Enlarge this image Photo released by the City of London Police showing the first "cannabis factory" discovered in the City. City of London Police City of London Police Home to the London Stock Exchange, the Bank of England and scores of corporations, the financial district, known as the City, is normally teeming with activity. But the scenes, sounds and scents of the normally busy City have been restrained thanks to the coronavirus pandemic. Recently, people in the area noticed something else in the air. The smell of cannabis. Police say they found the first ever "cannabis factory" in the City of London last week. Officers destroyed 826 plants found in the basement of a non-residential property inside London's financial district. It was the strong smell of cannabis that led officials to the bust, which police called "significant." The growers likely took advantage of reduced footfall amid the pandemic, police say, as the normally bustling area makes it less than ideal for a covert, illegal farm.
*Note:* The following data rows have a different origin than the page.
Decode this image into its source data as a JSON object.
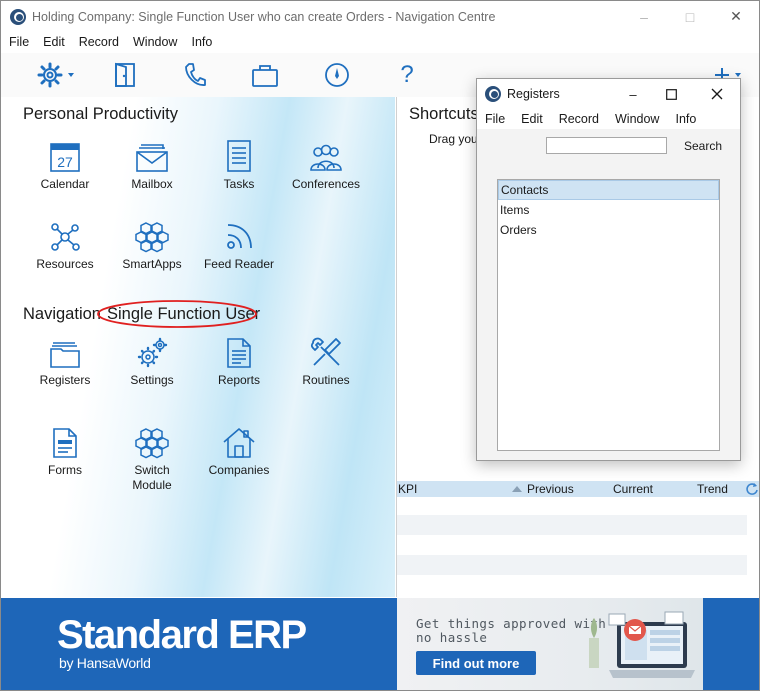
{
  "window": {
    "title": "Holding Company: Single Function User who can create Orders - Navigation Centre"
  },
  "menu": [
    "File",
    "Edit",
    "Record",
    "Window",
    "Info"
  ],
  "toolbar": {
    "icons": [
      "gear-icon",
      "door-icon",
      "phone-icon",
      "briefcase-icon",
      "compass-icon",
      "help-icon",
      "add-icon"
    ],
    "help_label": "?"
  },
  "personal": {
    "title": "Personal Productivity",
    "items": [
      {
        "label": "Calendar",
        "icon": "calendar-icon",
        "badge": "27"
      },
      {
        "label": "Mailbox",
        "icon": "mailbox-icon"
      },
      {
        "label": "Tasks",
        "icon": "tasks-icon"
      },
      {
        "label": "Conferences",
        "icon": "conferences-icon"
      },
      {
        "label": "Resources",
        "icon": "resources-icon"
      },
      {
        "label": "SmartApps",
        "icon": "smartapps-icon"
      },
      {
        "label": "Feed Reader",
        "icon": "feed-reader-icon"
      }
    ]
  },
  "navigation": {
    "title": "Navigation",
    "subtitle": "Single Function User",
    "items": [
      {
        "label": "Registers",
        "icon": "registers-icon"
      },
      {
        "label": "Settings",
        "icon": "settings-icon"
      },
      {
        "label": "Reports",
        "icon": "reports-icon"
      },
      {
        "label": "Routines",
        "icon": "routines-icon"
      },
      {
        "label": "Forms",
        "icon": "forms-icon"
      },
      {
        "label": "Switch Module",
        "icon": "switch-module-icon"
      },
      {
        "label": "Companies",
        "icon": "companies-icon"
      }
    ]
  },
  "shortcuts": {
    "title": "Shortcuts",
    "hint": "Drag your"
  },
  "kpi": {
    "columns": [
      "KPI",
      "Previous",
      "Current",
      "Trend"
    ]
  },
  "banner": {
    "brand": "Standard ERP",
    "brand_sub": "by HansaWorld",
    "promo_text": "Get things approved with no hassle",
    "promo_button": "Find out more"
  },
  "registers_window": {
    "title": "Registers",
    "menu": [
      "File",
      "Edit",
      "Record",
      "Window",
      "Info"
    ],
    "search_button": "Search",
    "search_value": "",
    "items": [
      "Contacts",
      "Items",
      "Orders"
    ],
    "selected": "Contacts"
  },
  "colors": {
    "accent": "#1e66b8",
    "icon_blue": "#1f6fbf",
    "highlight_ring": "#e02020",
    "selection": "#cfe3f3"
  }
}
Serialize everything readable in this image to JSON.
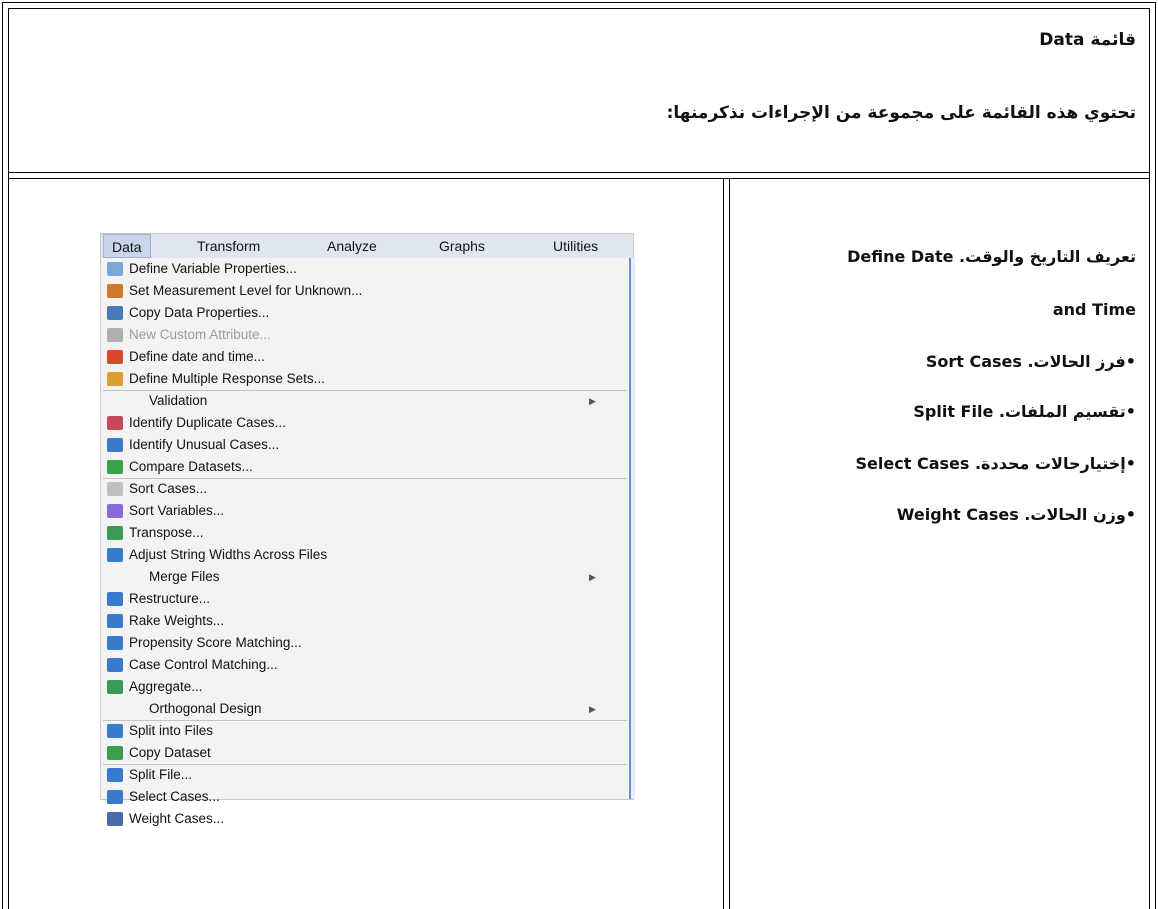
{
  "header": {
    "title": "قائمة Data",
    "subtitle": "تحتوي هذه القائمة على مجموعة من الإجراءات نذكرمنها:"
  },
  "right_column": {
    "line1": "تعريف التاريخ والوقت.  Define Date",
    "line2": "and Time",
    "items": [
      "•فرز الحالات.  Sort Cases",
      "•تقسيم الملفات.  Split File",
      "•إختيارحالات محددة.  Select Cases",
      "•وزن الحالات.  Weight Cases"
    ]
  },
  "menu": {
    "menubar": [
      "Data",
      "Transform",
      "Analyze",
      "Graphs",
      "Utilities"
    ],
    "items": [
      {
        "label": "Define Variable Properties...",
        "icon": "pencil-icon",
        "color": "#7aa7d8"
      },
      {
        "label": "Set Measurement Level for Unknown...",
        "icon": "measurement-icon",
        "color": "#d07a28"
      },
      {
        "label": "Copy Data Properties...",
        "icon": "copy-data-icon",
        "color": "#4a78b8"
      },
      {
        "label": "New Custom Attribute...",
        "icon": "custom-attribute-icon",
        "color": "#b0b0b0",
        "disabled": true
      },
      {
        "label": "Define date and time...",
        "icon": "calendar-icon",
        "color": "#d84a2a"
      },
      {
        "label": "Define Multiple Response Sets...",
        "icon": "response-sets-icon",
        "color": "#d8a02a"
      },
      {
        "label": "Validation",
        "submenu": true
      },
      {
        "label": "Identify Duplicate Cases...",
        "icon": "duplicate-icon",
        "color": "#c84a5a"
      },
      {
        "label": "Identify Unusual Cases...",
        "icon": "unusual-icon",
        "color": "#3a7acb"
      },
      {
        "label": "Compare Datasets...",
        "icon": "compare-icon",
        "color": "#3aa04a"
      },
      {
        "label": "Sort Cases...",
        "icon": "sort-cases-icon",
        "color": "#c0c0c0"
      },
      {
        "label": "Sort Variables...",
        "icon": "sort-variables-icon",
        "color": "#8a6ad8"
      },
      {
        "label": "Transpose...",
        "icon": "transpose-icon",
        "color": "#3a9a5a"
      },
      {
        "label": "Adjust String Widths Across Files",
        "icon": "plus-box-icon",
        "color": "#3a7acb"
      },
      {
        "label": "Merge Files",
        "submenu": true
      },
      {
        "label": "Restructure...",
        "icon": "restructure-icon",
        "color": "#3a7acb"
      },
      {
        "label": "Rake Weights...",
        "icon": "plus-box-icon",
        "color": "#3a7acb"
      },
      {
        "label": "Propensity Score Matching...",
        "icon": "plus-box-icon",
        "color": "#3a7acb"
      },
      {
        "label": "Case Control Matching...",
        "icon": "plus-box-icon",
        "color": "#3a7acb"
      },
      {
        "label": "Aggregate...",
        "icon": "aggregate-icon",
        "color": "#3a9a5a"
      },
      {
        "label": "Orthogonal Design",
        "submenu": true
      },
      {
        "label": "Split into Files",
        "icon": "plus-box-icon",
        "color": "#3a7acb"
      },
      {
        "label": "Copy Dataset",
        "icon": "copy-dataset-icon",
        "color": "#3aa04a"
      },
      {
        "label": "Split File...",
        "icon": "split-file-icon",
        "color": "#3a7acb"
      },
      {
        "label": "Select Cases...",
        "icon": "select-cases-icon",
        "color": "#3a7acb"
      },
      {
        "label": "Weight Cases...",
        "icon": "weight-icon",
        "color": "#4a6aa8"
      }
    ]
  }
}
Police cheekily headlined a press release about the incident "City of London Police weeds out crime." The City, London's historic center and financial hub, is also known as the Square Mile because it's only 1.12 square miles in area. Recreational cannabis is illegal to use, sell or grow in Britain and can result in up to 14 years in prison, fines or both. Police made two arrests in the case and say they continue to investigate. Let's block ads! (Why?) [...]
Thu, Jan 21, 2021
Source: Headlines -NPR Category: TOP NEWS
Enlarge this image Katy Perry performs during the Celebrating America event on Wednesday, following the inauguration of Joe Biden as the 46th president of the United States. Biden Inaugural Committee/AP Biden Inaugural Committee/AP A maskless President Biden addressed the nation Wednesday night standing at the feet of Abraham Lincoln Memorial during a televised and star-studded celebration of the historic inauguration. "We're good people," he reassured viewers, before picking up the theme of his earlier speech on the steps of the Capitol. "Unity forces us to come together in common love that defines us as Americans," Biden said. President Joe Biden addresses the nation during Celebrating America YouTube The 46th president urged the public to come together, saying it's "the only way we'll get through the darkness around us." He noted that the obstacles facing the nation, including the pandemic currently ravaging communities across the country, racial injustices, the climate crisis are "threats to our very democracy." "Will we meet the moment like our forbearers have?" Biden asked. "I believe we must and I believe we will," he said. "You, the American people are the reason why I have never been more optimistic about America than I am this very day." He added: "America is built of decency and dignity of love and healing of greatness and goodness. Of possibility." The inaugural program, called Celebrating America, featured several tributes to the extraordinary efforts by nurses, doctors, teachers and other frontline workers who have stepped up throughout the coronavirus pandemic. In her first remarks to the nation as vice president, Harris echoed the president's call to unite in the days ahead. "In many ways this moment embodies our character as nation," she said in a brief address to the audience. "Even in dark times, we not only dream, we do. We shoot for the moon and then we plant our flag on it," Harris said. "We are bold, we are fearless and ambitious. We are undaunted in our believe that we shall overcome that we will rise up." She added: "A great experiment takes great determination. The will to do the work and then the wisdom to keep refining, keep tinkering, keep perfecting." Although much of the program hit several somber notes, the two-hour show was interspersed with several performances by a variety of singers, musicians, artists, and actors. Among them John Legend sang Nina Simone's Feeling Good. John Legend performs at Celebrating America YouTube Justin Timberlake and Ant Clemons performed Better Days. Justin Timberlake & Ant Clemons performing at Celebrating America [...]
Thu, Jan 21, 2021
Source: Headlines -NPR Category: TOP NEWS